Whilst by no means perfect, the opening episode of Guillermo Del Toro’s new FX series, The Strain, does at least suggest that there is some promise for the future of this vampire/horror show. The Pilot, Night Zero, concerns itself largely with the establishment of the show’s mythology and characters. Consequently it doesn’t open so much with a bang but with a more restrained focus and tone of dread and eeriness. And the thing is, when The Strain is working within the confines of its horror genre it actually does a pretty good job. However as is so often the case with this type of thing, whenever it tries to explore the human element of its story, the cracks begin to show.
The family drama dynamics we are introduced to may already feel a little old hat and familiar but they don’t threaten to be quite as irritating and groan inducing as in certain other horror/fantasy shows (Cough The Walking Dead Cough). Dr. Ephraim “Eph” Goodweather (Corey Stoll) the series protagonist, goes through all the usual problems; balancing home life with work, trying to maintain a relationship with his son, marital problems and so on, but he’s easy enough to root for. Elsewhere, the majority of the characters are at this stage fairly underdeveloped and do take a back seat in favour of plot, but there’s still time.
It does seem clear however, that character is not at the forefront of Del Toro’s thinking and it wont be for the relationship drama that this show attracts any long term fans. It is thus left up to the horror element to pick up the slack and keep people coming back for more. Thankfully it does so marvellously, elevating the show a few notches above mediocrity. Del Toro’s creative stamp can be felt in a few truly great scenes such as the initial vampire attack, although pretty much spoiled in the trailers, which overflows with imagination and promise of more invention and gore to come.

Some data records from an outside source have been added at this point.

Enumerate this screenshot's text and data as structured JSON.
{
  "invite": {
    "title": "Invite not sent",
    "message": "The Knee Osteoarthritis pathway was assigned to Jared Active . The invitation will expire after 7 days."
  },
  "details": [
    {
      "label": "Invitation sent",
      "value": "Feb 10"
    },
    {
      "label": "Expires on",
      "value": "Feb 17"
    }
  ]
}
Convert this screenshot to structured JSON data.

Meanwhile a scene in the morgue suggests things could even take a blackly comedic route should that door be left open.
Special effects are also utilised well to bring all of this to the screen, with a wise focus on practical over CGI. However in today’s post- Breaking Bad, Game of Thrones, Mad Men climate, high production values alone might not prove to be enough. With so many recent shows giving Hollywood a run for its money, in terms of storytelling, character depth and visuals, the bar has been raised significantly high. And unfortunately, The Strain still feels distinctly televisual despite seemingly aiming higher.
But perhaps we’ve all been spoiled lately. After all, on its own merit, The Strain has potential. The fantasy elements are, considering the talent involved, predictably handled with style and the cliffhanger ending is quite enticing. Yet for The Strain to truly become a must-see it needs to provide more nuanced storytelling and rely less on well worn tropes. The result is perhaps hard to recommend to TV snobs, but for those who like their gore, monsters and scares, there’s plenty to enjoy.

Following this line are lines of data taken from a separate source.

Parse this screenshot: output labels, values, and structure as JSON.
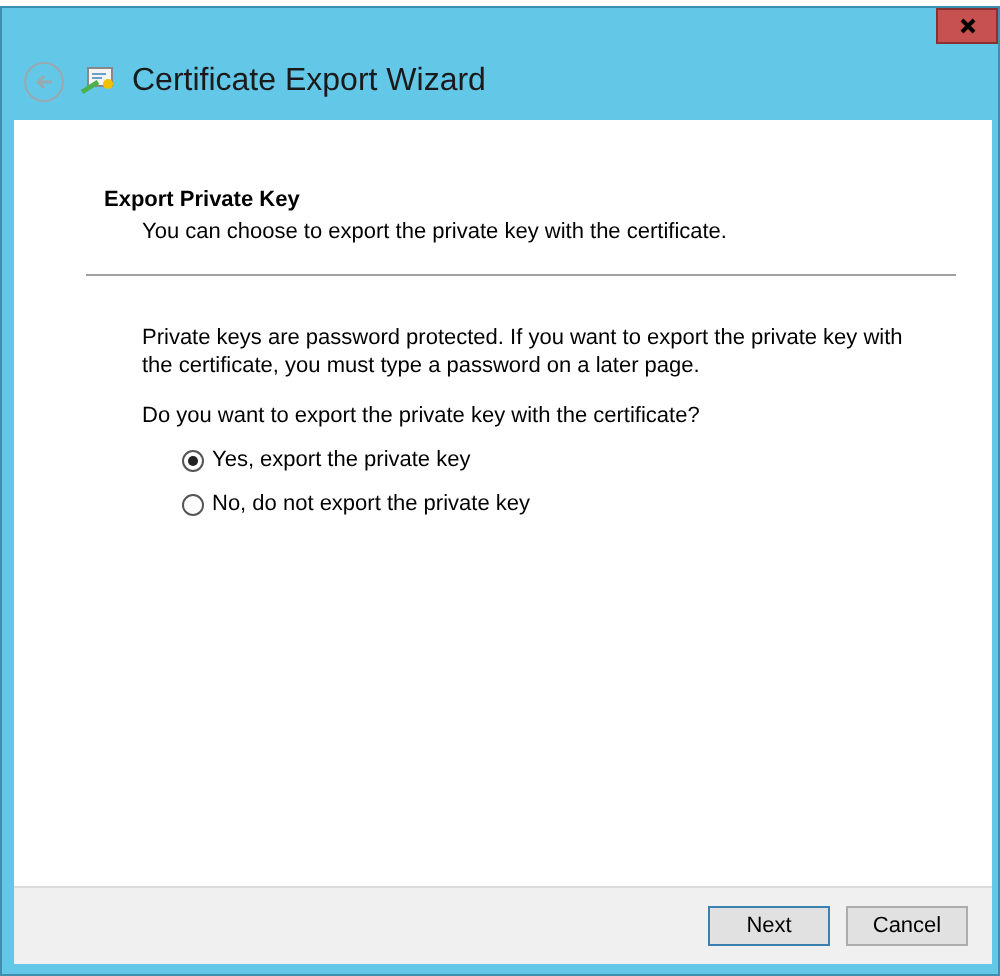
{
  "window": {
    "title": "Certificate Export Wizard"
  },
  "page": {
    "heading": "Export Private Key",
    "subheading": "You can choose to export the private key with the certificate."
  },
  "body": {
    "paragraph": "Private keys are password protected. If you want to export the private key with the certificate, you must type a password on a later page.",
    "question": "Do you want to export the private key with the certificate?",
    "options": [
      {
        "label": "Yes, export the private key",
        "selected": true
      },
      {
        "label": "No, do not export the private key",
        "selected": false
      }
    ]
  },
  "buttons": [
    {
      "label": "Next",
      "default": true
    },
    {
      "label": "Cancel",
      "default": false
    }
  ]
}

7/10 – The Strain is an enjoyable watch for lovers of horror but not for character driven drama and can be caught on Watch every Wednesday at 10pm.